In how many lines of the records below does the word "Yellow" appear? Reply with the number only.

(Stored data entries)
* * * * *
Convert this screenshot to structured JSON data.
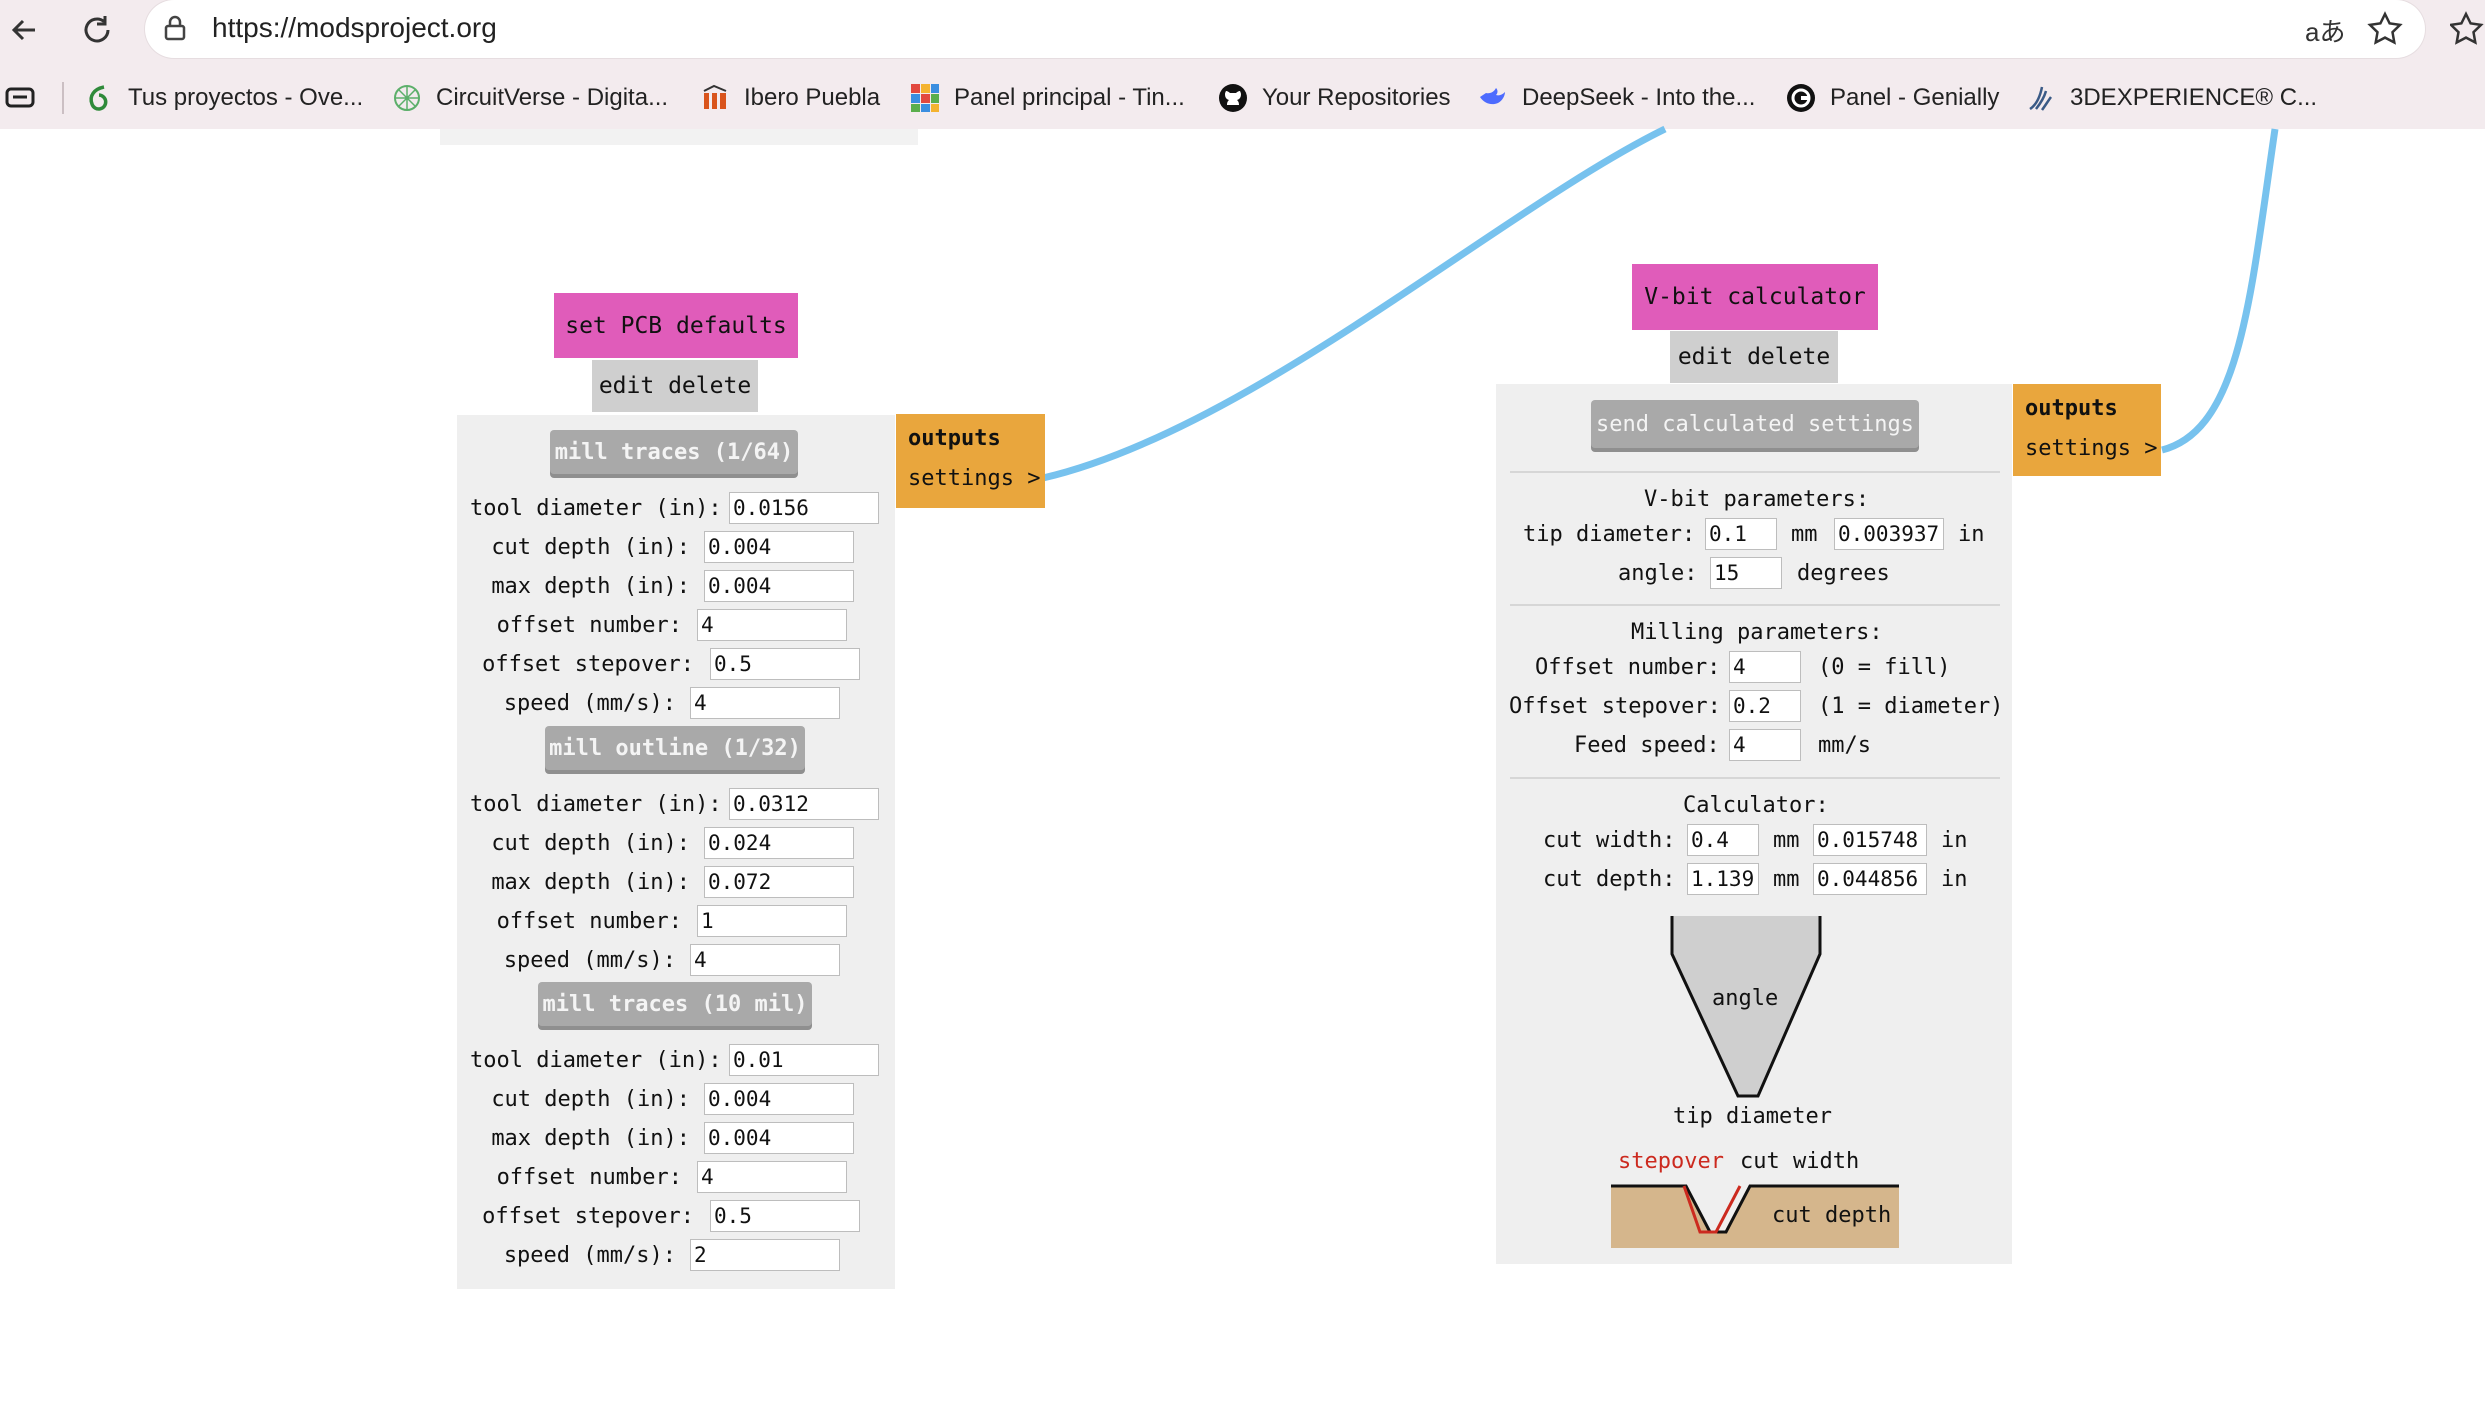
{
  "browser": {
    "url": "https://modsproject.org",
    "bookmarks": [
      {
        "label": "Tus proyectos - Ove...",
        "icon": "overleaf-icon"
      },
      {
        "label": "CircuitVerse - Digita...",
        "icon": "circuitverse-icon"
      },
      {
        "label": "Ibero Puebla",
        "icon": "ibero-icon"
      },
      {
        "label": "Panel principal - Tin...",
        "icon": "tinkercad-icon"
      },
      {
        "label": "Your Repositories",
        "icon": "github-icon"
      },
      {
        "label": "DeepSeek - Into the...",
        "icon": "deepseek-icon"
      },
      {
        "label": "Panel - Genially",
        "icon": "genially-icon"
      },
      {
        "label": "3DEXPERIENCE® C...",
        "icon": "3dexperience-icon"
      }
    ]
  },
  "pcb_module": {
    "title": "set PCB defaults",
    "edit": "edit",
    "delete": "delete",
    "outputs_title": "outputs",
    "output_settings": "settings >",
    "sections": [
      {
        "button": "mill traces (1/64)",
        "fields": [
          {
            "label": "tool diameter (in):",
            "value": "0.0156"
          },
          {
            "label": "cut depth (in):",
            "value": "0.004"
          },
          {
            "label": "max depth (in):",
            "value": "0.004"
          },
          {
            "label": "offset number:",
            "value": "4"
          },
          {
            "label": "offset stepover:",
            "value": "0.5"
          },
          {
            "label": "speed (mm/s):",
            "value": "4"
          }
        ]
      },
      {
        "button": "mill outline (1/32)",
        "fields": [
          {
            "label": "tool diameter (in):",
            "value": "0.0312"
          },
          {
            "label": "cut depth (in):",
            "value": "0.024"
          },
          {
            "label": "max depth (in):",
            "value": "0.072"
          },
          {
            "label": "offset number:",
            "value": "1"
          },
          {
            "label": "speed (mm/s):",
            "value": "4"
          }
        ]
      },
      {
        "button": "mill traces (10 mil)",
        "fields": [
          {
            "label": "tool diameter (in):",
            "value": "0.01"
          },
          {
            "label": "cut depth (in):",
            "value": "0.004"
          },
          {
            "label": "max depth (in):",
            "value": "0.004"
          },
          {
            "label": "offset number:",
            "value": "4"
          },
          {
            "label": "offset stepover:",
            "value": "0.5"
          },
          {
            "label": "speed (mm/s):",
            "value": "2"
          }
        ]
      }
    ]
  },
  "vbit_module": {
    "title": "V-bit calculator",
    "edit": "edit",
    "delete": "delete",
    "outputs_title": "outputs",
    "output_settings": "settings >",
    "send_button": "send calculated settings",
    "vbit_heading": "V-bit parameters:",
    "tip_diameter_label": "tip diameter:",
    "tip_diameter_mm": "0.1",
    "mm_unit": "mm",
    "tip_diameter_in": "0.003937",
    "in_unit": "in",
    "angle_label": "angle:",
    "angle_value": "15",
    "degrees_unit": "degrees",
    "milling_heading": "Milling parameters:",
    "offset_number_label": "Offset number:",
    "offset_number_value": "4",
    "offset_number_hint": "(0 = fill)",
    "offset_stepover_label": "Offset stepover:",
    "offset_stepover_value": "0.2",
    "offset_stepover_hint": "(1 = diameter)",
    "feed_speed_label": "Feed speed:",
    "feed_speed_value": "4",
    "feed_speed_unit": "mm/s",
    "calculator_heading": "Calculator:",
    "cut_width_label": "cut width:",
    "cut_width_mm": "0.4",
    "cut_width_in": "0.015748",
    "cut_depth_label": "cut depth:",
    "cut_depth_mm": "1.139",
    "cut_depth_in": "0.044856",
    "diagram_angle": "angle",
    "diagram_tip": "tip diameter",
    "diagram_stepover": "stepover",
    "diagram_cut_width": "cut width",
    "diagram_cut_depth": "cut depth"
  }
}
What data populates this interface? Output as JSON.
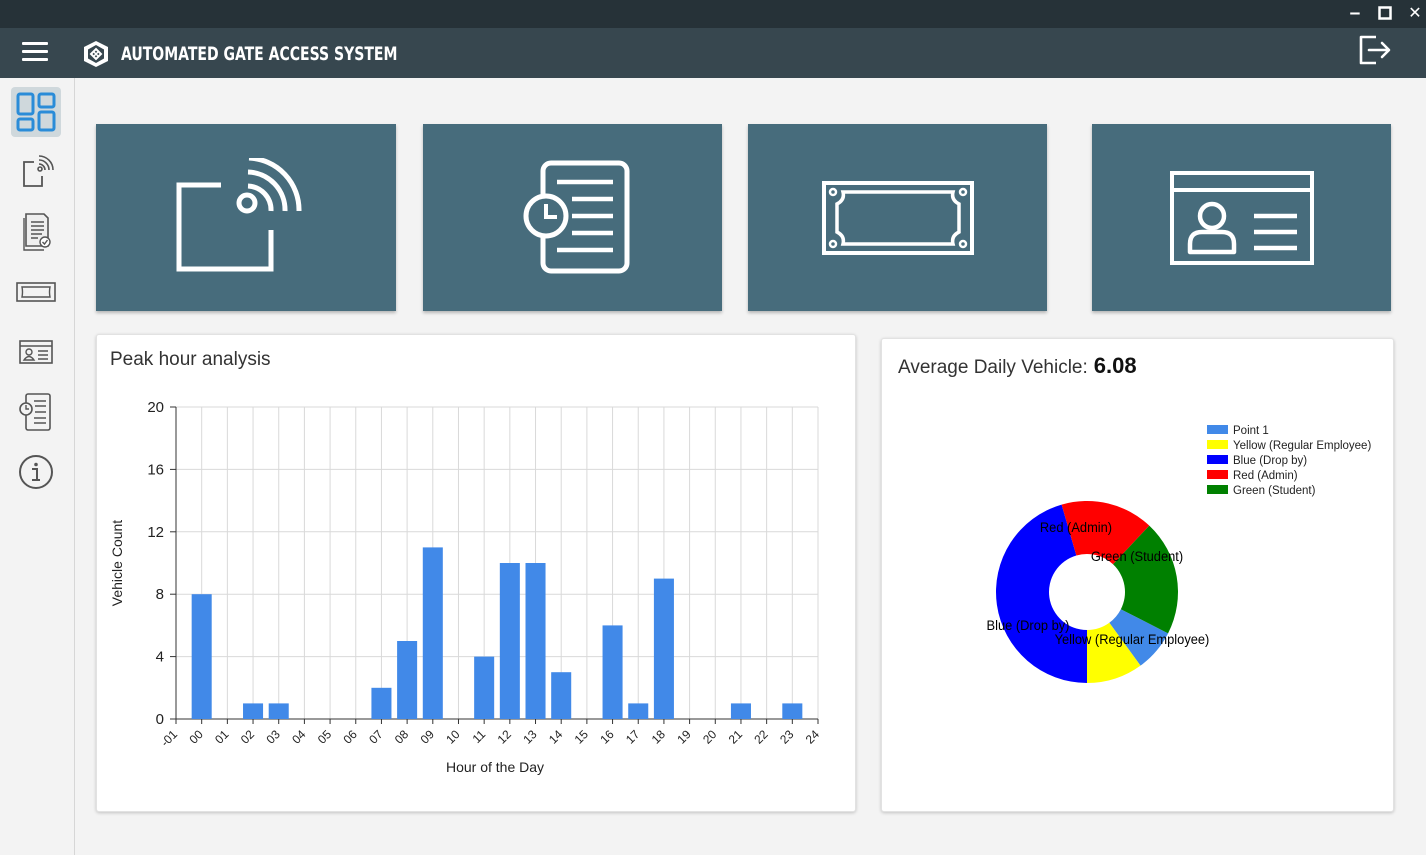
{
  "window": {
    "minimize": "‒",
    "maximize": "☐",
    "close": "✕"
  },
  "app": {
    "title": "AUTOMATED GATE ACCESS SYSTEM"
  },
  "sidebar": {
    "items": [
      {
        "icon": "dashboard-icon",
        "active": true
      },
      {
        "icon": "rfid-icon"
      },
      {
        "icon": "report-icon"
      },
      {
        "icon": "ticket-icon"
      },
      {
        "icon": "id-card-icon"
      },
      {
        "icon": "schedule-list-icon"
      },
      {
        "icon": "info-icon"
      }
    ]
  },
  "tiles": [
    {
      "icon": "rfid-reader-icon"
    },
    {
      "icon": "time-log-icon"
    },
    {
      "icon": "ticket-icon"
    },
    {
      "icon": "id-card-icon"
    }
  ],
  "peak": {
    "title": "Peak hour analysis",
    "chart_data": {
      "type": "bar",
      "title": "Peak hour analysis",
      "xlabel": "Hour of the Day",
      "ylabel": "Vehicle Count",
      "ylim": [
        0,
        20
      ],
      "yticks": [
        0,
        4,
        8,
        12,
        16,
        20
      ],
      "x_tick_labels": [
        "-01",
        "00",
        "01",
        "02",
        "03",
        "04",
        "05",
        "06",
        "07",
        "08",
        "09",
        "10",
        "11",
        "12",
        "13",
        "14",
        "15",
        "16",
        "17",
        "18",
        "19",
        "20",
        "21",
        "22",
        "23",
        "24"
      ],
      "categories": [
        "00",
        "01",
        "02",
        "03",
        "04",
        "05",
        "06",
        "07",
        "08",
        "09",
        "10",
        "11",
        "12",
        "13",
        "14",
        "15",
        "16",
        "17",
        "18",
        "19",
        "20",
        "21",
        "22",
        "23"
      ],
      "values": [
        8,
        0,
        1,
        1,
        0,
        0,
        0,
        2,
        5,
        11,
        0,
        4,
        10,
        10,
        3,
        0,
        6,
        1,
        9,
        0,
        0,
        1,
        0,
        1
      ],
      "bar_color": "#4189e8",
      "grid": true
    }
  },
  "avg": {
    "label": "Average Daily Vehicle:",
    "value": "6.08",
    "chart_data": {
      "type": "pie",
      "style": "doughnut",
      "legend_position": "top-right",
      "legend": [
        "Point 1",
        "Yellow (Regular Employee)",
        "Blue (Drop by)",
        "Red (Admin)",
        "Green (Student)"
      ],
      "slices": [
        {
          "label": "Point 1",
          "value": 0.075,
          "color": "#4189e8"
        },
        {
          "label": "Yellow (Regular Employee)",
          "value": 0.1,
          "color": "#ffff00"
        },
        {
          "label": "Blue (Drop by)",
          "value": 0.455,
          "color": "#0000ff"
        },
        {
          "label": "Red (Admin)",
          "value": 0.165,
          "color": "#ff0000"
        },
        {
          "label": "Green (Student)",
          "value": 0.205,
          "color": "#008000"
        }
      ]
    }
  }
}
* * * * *
» RESULT OF THIS EXERCISE
2